Almanac altitude angle apparent approximate axis azimuth Barometer base central centre Chronometer circle Co-ordinates comparison compute convert correction corresponding cubic decimal declination deduced deflection determined Diff difference direction distance division Earth east English inches equal equation error Example experiments Fahrenheit feet foot formula French given horizontal hour angle inclination intensity interval known latitude length limb Long longitude magnet mean moon mean solar measure meridian method metre middle miles Millime Minutes moon's Nautical noon object observed obtained parallax parallel polar preceding quantities radius readings Reduction refraction result scale seconds sidereal sides standard star station Sun's Survey suspended Table taken tang temperature term Thermometer tion transit true unit upper vertical vibration weight wire Yards zenith Гр

### Popular passages

Page 26 - To trace Railroad Curves by means of deflections. General Propositions. 1. The angle formed by a tangent and a chord is equal to half the angle at the centre of the circle, subtended by the chord. 2. The angle of deflection formed by any two equal chords meeting

Page 8 - is a vessel containing 58372.2 grains, (8.3389 pounds avoirdupois,) of the standard pound of distilled water, at the temperature of maximum density of water, the vessel being weighed in air in which the Barometer is 30 inches at 62° Fahrenheit. The bushel is a measure containing 543391.89 standard grains (77.6274

Page 10 - 10 pounds avoirdupois weight of distilled water, weighed in air at the temperature of 62° Fahrenheit's Thermometer, the Barometer being at 30 inches. The

Page 6 - Oblique spherical triangles sin A sin B sin C sin a ~~ sin b sin c cos a = • cos b

Page 8 - The bushel is a measure containing 543391.89 standard grains (77.6274 pounds avoirdupois) of distilled water, at the temperature of maximum density of water, and Barometer 30 inches at 62° Fahrenheit. The gallon is thus the Wine gallon (of 231 cubic inches) nearly, and the bushel the Winchester bushel, nearly. The temperature of maximum density of water was determined by Mr. Hassler to be

Page 8 - are the gallon for liquid and the bushel for dry measure. The gallon is a vessel containing 58372.2 grains, (8.3389 pounds avoirdupois,) of the standard pound of distilled water, at the temperature of maximum density of water, the vessel being weighed in air in which the Barometer is 30 inches at 62°

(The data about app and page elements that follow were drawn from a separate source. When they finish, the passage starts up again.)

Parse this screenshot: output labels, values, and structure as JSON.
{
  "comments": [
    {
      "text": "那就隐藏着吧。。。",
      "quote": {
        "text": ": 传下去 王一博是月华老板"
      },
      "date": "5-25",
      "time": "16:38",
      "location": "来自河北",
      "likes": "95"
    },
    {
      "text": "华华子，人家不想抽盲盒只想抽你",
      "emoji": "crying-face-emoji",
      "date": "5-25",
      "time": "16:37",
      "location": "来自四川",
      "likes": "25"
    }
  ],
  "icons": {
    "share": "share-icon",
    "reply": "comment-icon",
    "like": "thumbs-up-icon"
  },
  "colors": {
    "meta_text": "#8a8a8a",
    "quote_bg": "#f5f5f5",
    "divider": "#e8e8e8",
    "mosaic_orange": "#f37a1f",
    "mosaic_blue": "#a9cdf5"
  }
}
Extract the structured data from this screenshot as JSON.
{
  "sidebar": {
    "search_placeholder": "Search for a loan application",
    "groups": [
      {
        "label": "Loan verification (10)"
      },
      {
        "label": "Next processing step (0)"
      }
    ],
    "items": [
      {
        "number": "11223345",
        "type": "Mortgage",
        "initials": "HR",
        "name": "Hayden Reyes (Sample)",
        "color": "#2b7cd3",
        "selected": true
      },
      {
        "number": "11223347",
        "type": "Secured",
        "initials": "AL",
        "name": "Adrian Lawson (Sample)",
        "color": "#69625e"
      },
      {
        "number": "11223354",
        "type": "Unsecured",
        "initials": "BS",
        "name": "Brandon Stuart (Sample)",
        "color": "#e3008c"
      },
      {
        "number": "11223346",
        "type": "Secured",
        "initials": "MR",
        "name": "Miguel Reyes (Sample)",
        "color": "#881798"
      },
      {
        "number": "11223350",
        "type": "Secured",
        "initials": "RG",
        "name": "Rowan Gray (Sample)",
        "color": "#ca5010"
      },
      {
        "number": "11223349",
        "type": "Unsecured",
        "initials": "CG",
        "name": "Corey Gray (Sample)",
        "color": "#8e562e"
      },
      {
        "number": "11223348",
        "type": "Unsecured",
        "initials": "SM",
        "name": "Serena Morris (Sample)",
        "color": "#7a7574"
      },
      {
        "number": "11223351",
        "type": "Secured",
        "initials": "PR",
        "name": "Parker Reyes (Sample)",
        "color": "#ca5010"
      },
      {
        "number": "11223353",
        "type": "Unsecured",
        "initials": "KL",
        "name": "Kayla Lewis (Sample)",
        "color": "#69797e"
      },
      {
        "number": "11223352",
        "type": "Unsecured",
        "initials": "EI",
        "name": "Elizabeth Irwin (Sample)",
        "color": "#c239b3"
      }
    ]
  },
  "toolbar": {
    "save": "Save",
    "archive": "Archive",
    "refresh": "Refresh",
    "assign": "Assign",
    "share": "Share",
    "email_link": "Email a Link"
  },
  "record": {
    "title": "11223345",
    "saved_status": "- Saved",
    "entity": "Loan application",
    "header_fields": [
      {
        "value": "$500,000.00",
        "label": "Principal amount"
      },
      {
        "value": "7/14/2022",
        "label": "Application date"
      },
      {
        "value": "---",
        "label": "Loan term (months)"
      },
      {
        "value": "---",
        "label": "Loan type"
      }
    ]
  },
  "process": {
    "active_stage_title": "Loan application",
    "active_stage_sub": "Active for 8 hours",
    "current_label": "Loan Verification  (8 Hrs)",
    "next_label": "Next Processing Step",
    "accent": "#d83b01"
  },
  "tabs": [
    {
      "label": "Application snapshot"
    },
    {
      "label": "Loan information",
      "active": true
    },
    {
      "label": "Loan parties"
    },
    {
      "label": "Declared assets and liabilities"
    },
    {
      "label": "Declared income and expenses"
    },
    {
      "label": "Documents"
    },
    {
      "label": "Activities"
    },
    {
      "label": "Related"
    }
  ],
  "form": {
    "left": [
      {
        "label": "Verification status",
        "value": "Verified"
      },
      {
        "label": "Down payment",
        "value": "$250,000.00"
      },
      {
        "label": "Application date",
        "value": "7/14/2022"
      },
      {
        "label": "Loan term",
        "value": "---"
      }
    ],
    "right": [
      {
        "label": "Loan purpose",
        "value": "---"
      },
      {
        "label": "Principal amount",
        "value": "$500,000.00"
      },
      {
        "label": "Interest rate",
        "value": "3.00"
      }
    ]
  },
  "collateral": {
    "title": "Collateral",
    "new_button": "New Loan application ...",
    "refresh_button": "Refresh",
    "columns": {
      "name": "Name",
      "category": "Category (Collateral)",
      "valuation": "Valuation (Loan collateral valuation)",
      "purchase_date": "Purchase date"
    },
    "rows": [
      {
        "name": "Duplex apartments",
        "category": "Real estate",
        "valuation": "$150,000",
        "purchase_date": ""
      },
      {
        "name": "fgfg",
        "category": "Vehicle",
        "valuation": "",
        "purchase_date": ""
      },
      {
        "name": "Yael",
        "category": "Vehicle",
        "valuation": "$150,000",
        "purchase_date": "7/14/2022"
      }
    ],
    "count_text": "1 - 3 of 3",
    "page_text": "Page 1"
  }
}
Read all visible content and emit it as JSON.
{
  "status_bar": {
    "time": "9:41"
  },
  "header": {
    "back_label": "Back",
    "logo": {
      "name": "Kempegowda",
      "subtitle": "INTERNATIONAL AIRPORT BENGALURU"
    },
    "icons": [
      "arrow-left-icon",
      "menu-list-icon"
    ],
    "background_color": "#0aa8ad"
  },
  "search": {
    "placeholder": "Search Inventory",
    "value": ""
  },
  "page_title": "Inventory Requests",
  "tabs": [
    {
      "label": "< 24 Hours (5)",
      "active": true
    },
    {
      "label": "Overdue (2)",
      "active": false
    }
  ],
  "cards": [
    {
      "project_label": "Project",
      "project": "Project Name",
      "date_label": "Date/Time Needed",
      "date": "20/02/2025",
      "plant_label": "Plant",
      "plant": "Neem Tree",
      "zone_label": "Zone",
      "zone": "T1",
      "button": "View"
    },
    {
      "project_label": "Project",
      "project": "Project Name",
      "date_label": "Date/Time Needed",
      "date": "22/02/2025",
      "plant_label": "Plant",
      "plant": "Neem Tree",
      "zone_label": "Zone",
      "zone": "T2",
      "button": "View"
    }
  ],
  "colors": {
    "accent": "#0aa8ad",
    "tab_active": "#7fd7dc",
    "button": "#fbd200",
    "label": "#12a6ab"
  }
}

Page 54 - in yards = 6.8427917. If the three angles of a triangle are assumed to have been equally well determined, the previous determination of the spherical excess is not necessary for the calculation of the sides, though it will be required for estimating the relative accuracy of the observations. For the sides of a spherical triangle may be computed as if they were rectilineal, when

Page 56 - to the level of the sea. Let r represent the radius of the Earth (or better, the normal N,) corresponding to the base b at the level of the sea, and r -\- a the radius referred to the level of the measured base B,

Page 54 - Between latitudes 45° and 25° the spherical excess amounts to about 1" for an area of 75.5 square miles. Hence, if the area in square miles be known, a close approximation to the spherical excess will be had by dividing the area by 75.5.

Page 23 - to that which is formed in excavations or embankments of roads ; terminated by parallel cross sections. Solid content = area of each end, added to four times the middle area, and the sum multiplied by the length